The Weekly Bubbling series introduces promising talents of the design world. Photographer Sofia Okkonen is interested in gender representation, body image and fantasies. These themes impact her art and her work as a fashion photographer.
How are you?
Very well. I’ve just started at Duotone, which is a fun step on my career. It’s a creative agency of producers, photographers, film directors, videographers and art directors. I was attracted by the thought of a community where people spar and encourage each other and are able to talk shop. I hope to do even larger projects than before. At Duotone, we do commercial work for large companies, and at the same time we’re encouraged to pursue our own artistic projects.
How did you become a photographer?
I’ve always been visually oriented, and I went to a high school specialized in art. It’s been rather a clear path; I’ve been on the way to a creative career all along. I took a course on using the darkroom in high school, took Polaroid pictures and received good feedback. After studying photography for a year in the Dublin School of Technology, I was convinced that camera may be my tool. After that I applied to Aalto University. It was the result of some kind of rationalization: the camera is a tool for making art but I can do other type of gigs, too. I don’t want to be dependent on grants or art sales. Photography is lovely because it allows great freedom. Whatever I may become interested in this world, I have the professional grounds to explore it.
Art or applied photography?
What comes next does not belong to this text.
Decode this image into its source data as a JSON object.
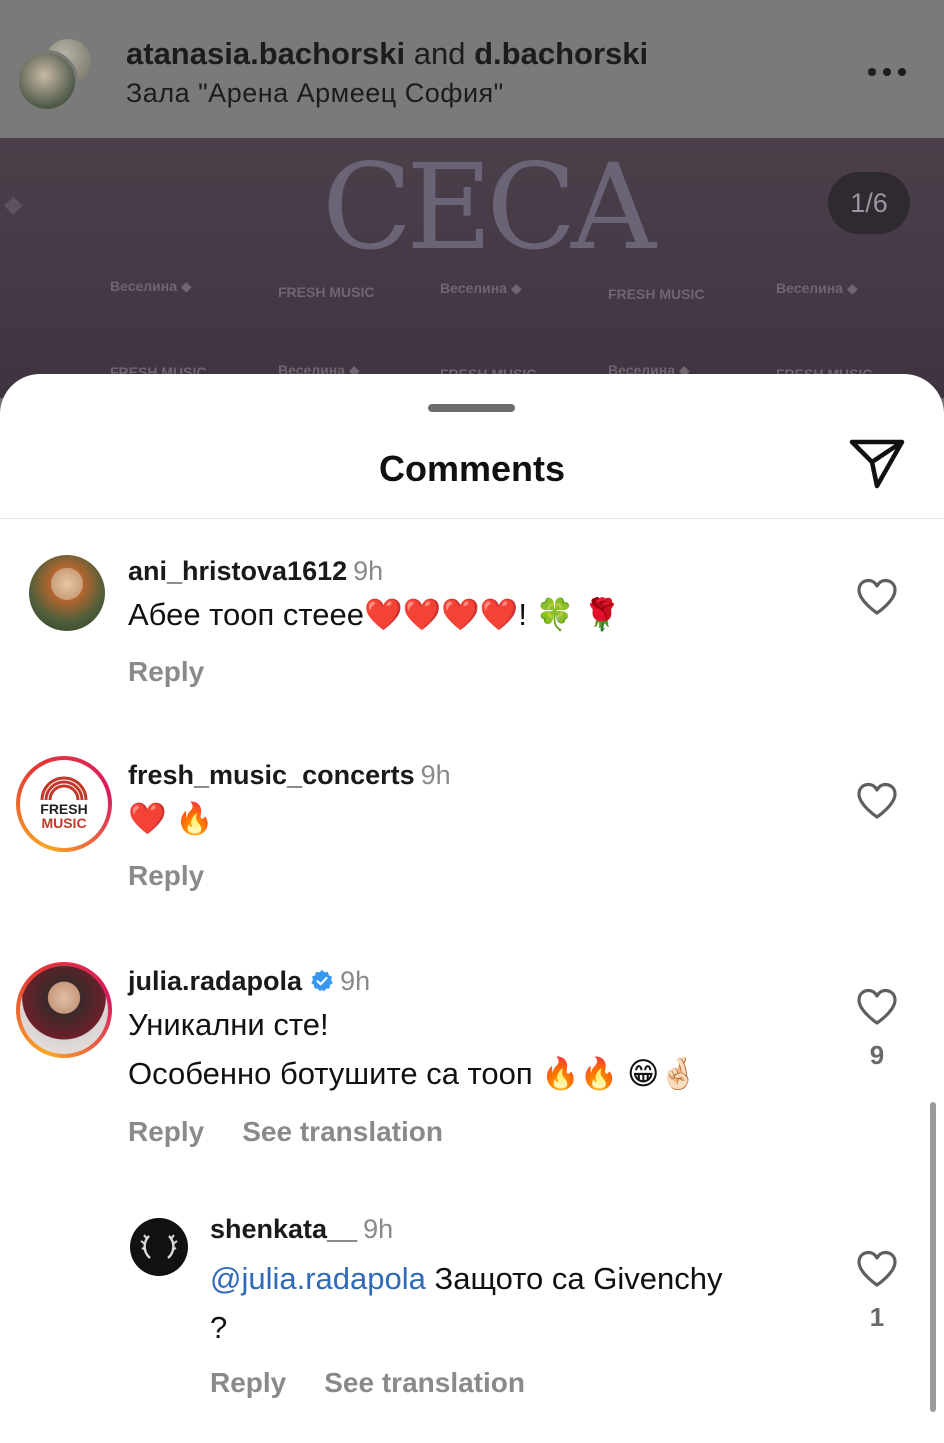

Definitely both. I feel that I can have a fun life if I’m able to find the balance between these two. Making art is a lonely job, so the tighter framework involved in assignments and meeting new people keep me energized. I’m learning new things all the time and facing technical problems, and solving those problems helps me develop as an artist. Then again, I can take something from the deeper content of my artwork to my commercial services.
Your Rose exhibition at the Finnish Museum of Photography depicted a woman sitting in front of a camera. What did you want to say or explore with this exhibition?
The focus of the exhibition was to ponder the performativity of gender. I wanted to play with stereotypically female features, like being emotional, passive, weak or moody. I’m interested in expressing contradicting features – like an anonymous model supposedly wanting to be seen while at the same time rejecting people’s looks. Perhaps it has to do with my personal experience on being looked at or regarding myself as a woman.
You’ve taken lots of fashion photos. What is interesting in that?
I love to do the setup, install the lights and direct the models. When working with a model, the situation is clear: the model accepts being photographed and commits to the situation. There’s energy in the moment. I’ve taken fashion photos for eight years, but it took me a long while to understand that it involves many themes that interest me on a more theoretical level, too: gender representation, sexuality, body image, identities and fantasies. Fashion photography is very charged. It involves nasty and unpleasant features. On the other hand, it’s interesting how fashion always looks ahead. Within that framework I can challenge myself to develop my idiom.
Does the theoretical side impact your work as a photographer?
I hate the glorification of endless consumption and what type of women are presented as beautiful and what are the criteria of beauty. That box is very narrow and often impossible to match. I aim to edit my photos lightly regarding the model: I don’t sculpt a person into an unnatural form. By no means will I further promote the twisted standard of beauty. Sure, I do work for the system, but perhaps I can release the conflict with my art. I can choose which clients to work for based on shared values.
Which skill of your classmates do you envy?
I appreciate distinctive, fearless people who work on their own long-term without constantly peeping at what others do.Obviously I don’t know if that’s just an image they portray.
What would be your dream professionally if anything was possible?
That’s a good question – how big do we dare to dream? I have a fresh draft of a project to study the “cyborgisity” and super-humanity of the future with a feministic focus. I’m interested in how the natural and the artificial intertwine and based on whose values we’ll develop the perfect humanity. I hope I’ll get a chance to continue my work and develop the themes further. I dream to have regular exhibitions and some day to publish a photo book.
What do you do when you don’t take photos?
I travel quite a lot. I visit London regularly because my sister lives there. Next I’m going to Italy, and in the autumn, I’ll participate a group exhibition in Zagreb. Changing the scene feels like a must in order to keep the mind going.
Anna Isoniemi wanted to ask you about perfect light. What makes perfect lighting?
The low, golden light of early evening is stunning. However, as a photographer, I enjoy working for my light. I like to work in the studio, and I get kicks from the tricks that I come up with to look for and control the best light. Perfect light is alive and defined by the object being lit. I’m after challenges, and if I learn a new light-related thing, I feel I’m a bit closer to perfection.
Who do you admire and why?
I admire the sculptor Kristina Sedlerova. She completed a set design degree at Aalto University as well as a sculpting studies in Academy of Fine Arts. I think she used materials, such as stone or styrofoam in a very unexpected and unusual way. Her work has a strong response to spaces and they are often very humoristic as well as mysterious at the same time.
What would you like to ask Kristina?
Hi Kristina! In which material are you most interested at the moment and why?